Craig Hoffman, a 1989 Galt High School graduate, started his career in City Planning as the City of Galt’s first Planning Intern in the early 1990s. Now, he has come full circle and is currently working as the city’s interim Community Development Director.
“This is very unexpected, not something I ever thought would happen,” Hoffman said. “I still have lots of friends that live and work here [and] family in the area. It is a lot of pressure. You always want to make sure that you are doing your best and looking out for the community. I take the responsibility seriously.”
After graduating from GHS, Hoffman attended California State University, Chico, where he earned his bachelor’s in history with a minor in geography in 1995, but an internship opportunity the summer before helped change the trajectory of his career and set him on a new path toward city planning.
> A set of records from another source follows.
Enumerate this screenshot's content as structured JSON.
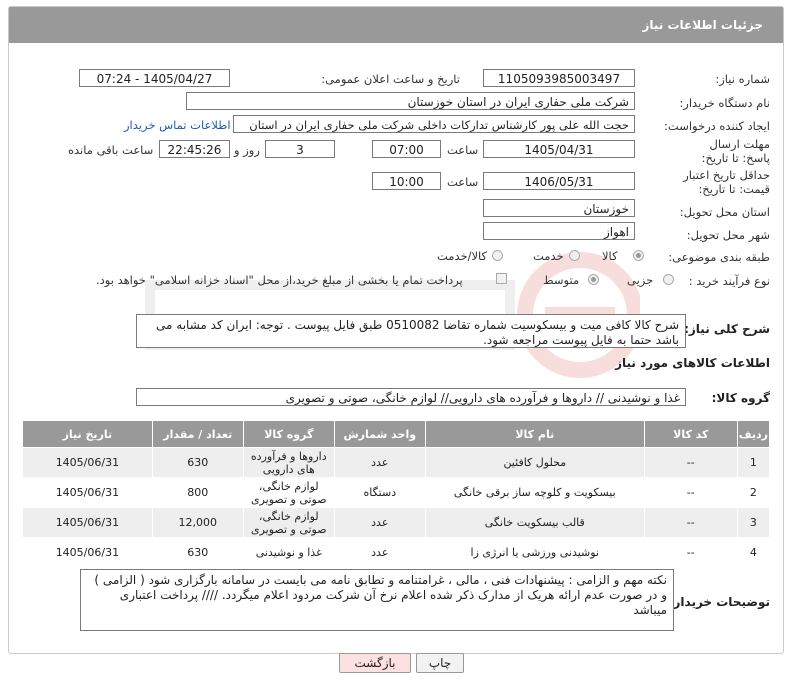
{
  "header": {
    "title": "جزئیات اطلاعات نیاز"
  },
  "labels": {
    "need_number": "شماره نیاز:",
    "announce_datetime": "تاریخ و ساعت اعلان عمومی:",
    "buyer_org": "نام دستگاه خریدار:",
    "requester": "ایجاد کننده درخواست:",
    "send_deadline": "مهلت ارسال پاسخ: تا تاریخ:",
    "price_validity": "حداقل تاریخ اعتبار قیمت: تا تاریخ:",
    "province": "استان محل تحویل:",
    "city": "شهر محل تحویل:",
    "category": "طبقه بندی موضوعی:",
    "process_type": "نوع فرآیند خرید :",
    "time_word": "ساعت",
    "day_word": "روز و",
    "remaining": "ساعت باقی مانده",
    "general_desc": "شرح کلی نیاز:",
    "goods_info": "اطلاعات کالاهای مورد نیاز",
    "goods_group": "گروه کالا:",
    "buyer_notes": "توضیحات خریدار:"
  },
  "values": {
    "need_number": "1105093985003497",
    "announce_datetime": "1405/04/27 - 07:24",
    "buyer_org": "شرکت ملی حفاری ایران در استان خوزستان",
    "requester": "حجت الله علی پور کارشناس تدارکات داخلی شرکت ملی حفاری ایران در استان",
    "contact_link": "اطلاعات تماس خریدار",
    "send_date": "1405/04/31",
    "send_time": "07:00",
    "days": "3",
    "remaining_time": "22:45:26",
    "validity_date": "1406/05/31",
    "validity_time": "10:00",
    "province": "خوزستان",
    "city": "اهواز",
    "general_desc": "شرح کالا کافی میت و بیسکوسیت شماره تقاضا 0510082 طبق فایل پیوست . توجه: ایران کد مشابه می باشد حتما به فایل پیوست مراجعه شود.",
    "goods_group": "غذا و نوشیدنی // داروها و فرآورده های دارویی// لوازم خانگی، صوتی و تصویری",
    "buyer_notes": "نکته مهم و الزامی : پیشنهادات فنی ، مالی ، غرامتنامه و تطابق نامه می بایست در سامانه بارگزاری شود ( الزامی ) و در صورت عدم ارائه هریک از مدارک ذکر شده اعلام نرخ آن شرکت مردود اعلام میگردد.  //// پرداخت اعتباری میباشد"
  },
  "category_options": [
    {
      "label": "کالا",
      "selected": true
    },
    {
      "label": "خدمت",
      "selected": false
    },
    {
      "label": "کالا/خدمت",
      "selected": false
    }
  ],
  "process_options": [
    {
      "label": "جزیی",
      "selected": false
    },
    {
      "label": "متوسط",
      "selected": true
    }
  ],
  "payment_note": "پرداخت تمام یا بخشی از مبلغ خرید،از محل \"اسناد خزانه اسلامی\" خواهد بود.",
  "table": {
    "headers": [
      "ردیف",
      "کد کالا",
      "نام کالا",
      "واحد شمارش",
      "گروه کالا",
      "تعداد / مقدار",
      "تاریخ نیاز"
    ],
    "rows": [
      {
        "row": "1",
        "code": "--",
        "name": "محلول کافئین",
        "unit": "عدد",
        "group": "داروها و فرآورده های دارویی",
        "qty": "630",
        "date": "1405/06/31"
      },
      {
        "row": "2",
        "code": "--",
        "name": "بیسکویت و کلوچه ساز برقی خانگی",
        "unit": "دستگاه",
        "group": "لوازم خانگی، صوتی و تصویری",
        "qty": "800",
        "date": "1405/06/31"
      },
      {
        "row": "3",
        "code": "--",
        "name": "قالب بیسکویت خانگی",
        "unit": "عدد",
        "group": "لوازم خانگی، صوتی و تصویری",
        "qty": "12,000",
        "date": "1405/06/31"
      },
      {
        "row": "4",
        "code": "--",
        "name": "نوشیدنی ورزشی یا انرژی زا",
        "unit": "عدد",
        "group": "غذا و نوشیدنی",
        "qty": "630",
        "date": "1405/06/31"
      }
    ]
  },
  "buttons": {
    "print": "چاپ",
    "back": "بازگشت"
  },
  "colors": {
    "header_bg": "#999999",
    "back_button_bg": "#fde0e0",
    "link": "#1a5fb4"
  }
}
For three months after his junior year of college, Hoffman worked for the city of Galt as their first-ever planning intern. His responsibilities included shadowing the city of Galt planners, helping them with their projects, and learning the processes, policies and how the department functioned.
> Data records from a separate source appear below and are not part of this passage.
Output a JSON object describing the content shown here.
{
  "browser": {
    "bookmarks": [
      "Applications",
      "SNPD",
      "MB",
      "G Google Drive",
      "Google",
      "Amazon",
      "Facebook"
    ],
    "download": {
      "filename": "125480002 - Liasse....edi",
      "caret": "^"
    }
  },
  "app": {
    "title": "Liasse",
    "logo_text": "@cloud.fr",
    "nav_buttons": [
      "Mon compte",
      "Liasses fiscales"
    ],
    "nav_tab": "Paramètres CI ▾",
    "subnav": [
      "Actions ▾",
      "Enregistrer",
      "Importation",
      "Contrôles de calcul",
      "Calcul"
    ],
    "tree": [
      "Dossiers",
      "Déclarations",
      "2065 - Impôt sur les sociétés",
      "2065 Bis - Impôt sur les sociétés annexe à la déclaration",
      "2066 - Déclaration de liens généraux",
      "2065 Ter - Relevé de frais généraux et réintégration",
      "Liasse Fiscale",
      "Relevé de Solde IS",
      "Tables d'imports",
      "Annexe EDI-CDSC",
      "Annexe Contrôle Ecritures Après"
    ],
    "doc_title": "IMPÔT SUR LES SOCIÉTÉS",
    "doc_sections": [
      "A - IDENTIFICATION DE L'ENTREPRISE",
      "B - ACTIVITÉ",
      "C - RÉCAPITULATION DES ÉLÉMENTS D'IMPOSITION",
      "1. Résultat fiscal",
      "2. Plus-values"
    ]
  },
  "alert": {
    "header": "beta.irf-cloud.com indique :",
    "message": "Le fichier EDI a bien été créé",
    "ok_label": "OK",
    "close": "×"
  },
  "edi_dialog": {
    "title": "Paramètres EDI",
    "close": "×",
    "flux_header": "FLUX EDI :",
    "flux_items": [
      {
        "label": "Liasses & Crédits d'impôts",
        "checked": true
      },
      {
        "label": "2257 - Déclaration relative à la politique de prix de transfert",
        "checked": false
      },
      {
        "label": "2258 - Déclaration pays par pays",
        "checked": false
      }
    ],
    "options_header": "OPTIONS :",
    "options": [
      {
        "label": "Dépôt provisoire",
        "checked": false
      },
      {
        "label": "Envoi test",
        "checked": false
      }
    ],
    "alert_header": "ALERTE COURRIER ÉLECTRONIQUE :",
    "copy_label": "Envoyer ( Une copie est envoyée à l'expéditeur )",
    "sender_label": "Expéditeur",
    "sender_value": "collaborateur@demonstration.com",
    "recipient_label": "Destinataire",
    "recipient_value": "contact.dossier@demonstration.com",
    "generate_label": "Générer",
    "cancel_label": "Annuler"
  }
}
“Everyone was really supportive,” he said. “[They] tried to help me understand what it was really like to work in a Community Development Department, what the work really entailed.”
In 1997, Hoffman earned his master’s in rural and town planning and landed his first job working for Sierra County. Since then, he has worked nearly every planning position, including assistant planner, associate planner, senior planner, planning manager and city planner.
“I have worked for rural counties, urban counties, small towns, large cities, home builders, entitlement companies, [and] the California Energy Commission [where I did] licensing and compliance oversight of power plants,” Hoffman said. “It has been a very diverse and rewarding career.”
As of Aug. 17, Hoffman is back in Galt, having accepted the interim community development director position with the city of Galt.
Hoffman explained that his main responsibilities are “making sure that the department moves forward with work product, service and any deliverables.”
In layman’s terms, he sizes up the city’s projects, coordinates the logistics, anticipates problems that might arise and how to head them off, and ensures that expectations are met and results are delivered on time. Even in the first weeks in this role, he has found that “the Community Development Department staff is second to none,” adding “I have really enjoyed working with them in my short time here.”
“No one grows up thinking ‘one day I am going to be a land use planner,’” Hoffman said. “It is a different profession and interesting to see how you could make a positive impact on a community and help it to grow, trying to get the best outcome for everyone from new development and projects.